If a line holds the word "JavaScript", copy it from the entries.

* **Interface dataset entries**
======

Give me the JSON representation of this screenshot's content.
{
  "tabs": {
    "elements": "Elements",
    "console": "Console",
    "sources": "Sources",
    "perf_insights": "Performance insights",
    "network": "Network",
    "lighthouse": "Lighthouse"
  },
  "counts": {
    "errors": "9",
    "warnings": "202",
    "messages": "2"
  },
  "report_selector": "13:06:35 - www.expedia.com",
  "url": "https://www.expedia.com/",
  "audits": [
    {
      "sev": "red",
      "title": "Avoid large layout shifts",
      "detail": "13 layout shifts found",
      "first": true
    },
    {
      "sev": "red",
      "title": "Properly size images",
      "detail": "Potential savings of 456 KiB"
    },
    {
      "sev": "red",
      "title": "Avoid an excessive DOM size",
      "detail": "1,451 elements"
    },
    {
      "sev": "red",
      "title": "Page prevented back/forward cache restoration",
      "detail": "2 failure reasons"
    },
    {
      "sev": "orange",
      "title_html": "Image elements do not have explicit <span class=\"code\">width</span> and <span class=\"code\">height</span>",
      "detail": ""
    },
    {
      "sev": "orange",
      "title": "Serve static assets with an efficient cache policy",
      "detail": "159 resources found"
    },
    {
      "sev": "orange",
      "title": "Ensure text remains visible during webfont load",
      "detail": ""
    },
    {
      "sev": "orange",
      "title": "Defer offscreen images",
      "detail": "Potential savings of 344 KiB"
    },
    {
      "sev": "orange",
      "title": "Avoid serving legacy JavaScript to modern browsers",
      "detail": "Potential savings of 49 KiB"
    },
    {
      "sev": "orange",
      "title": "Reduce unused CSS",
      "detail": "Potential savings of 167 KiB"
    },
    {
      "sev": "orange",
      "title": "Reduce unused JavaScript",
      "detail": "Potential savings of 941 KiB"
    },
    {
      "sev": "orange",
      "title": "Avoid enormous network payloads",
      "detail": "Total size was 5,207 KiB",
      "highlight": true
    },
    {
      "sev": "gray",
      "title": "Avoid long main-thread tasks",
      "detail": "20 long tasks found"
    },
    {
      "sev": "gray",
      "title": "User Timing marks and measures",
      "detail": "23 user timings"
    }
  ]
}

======

* **ANSWER FOR THE TASK**
      "title": "Avoid serving legacy JavaScript to modern browsers",
      "title": "Reduce unused JavaScript",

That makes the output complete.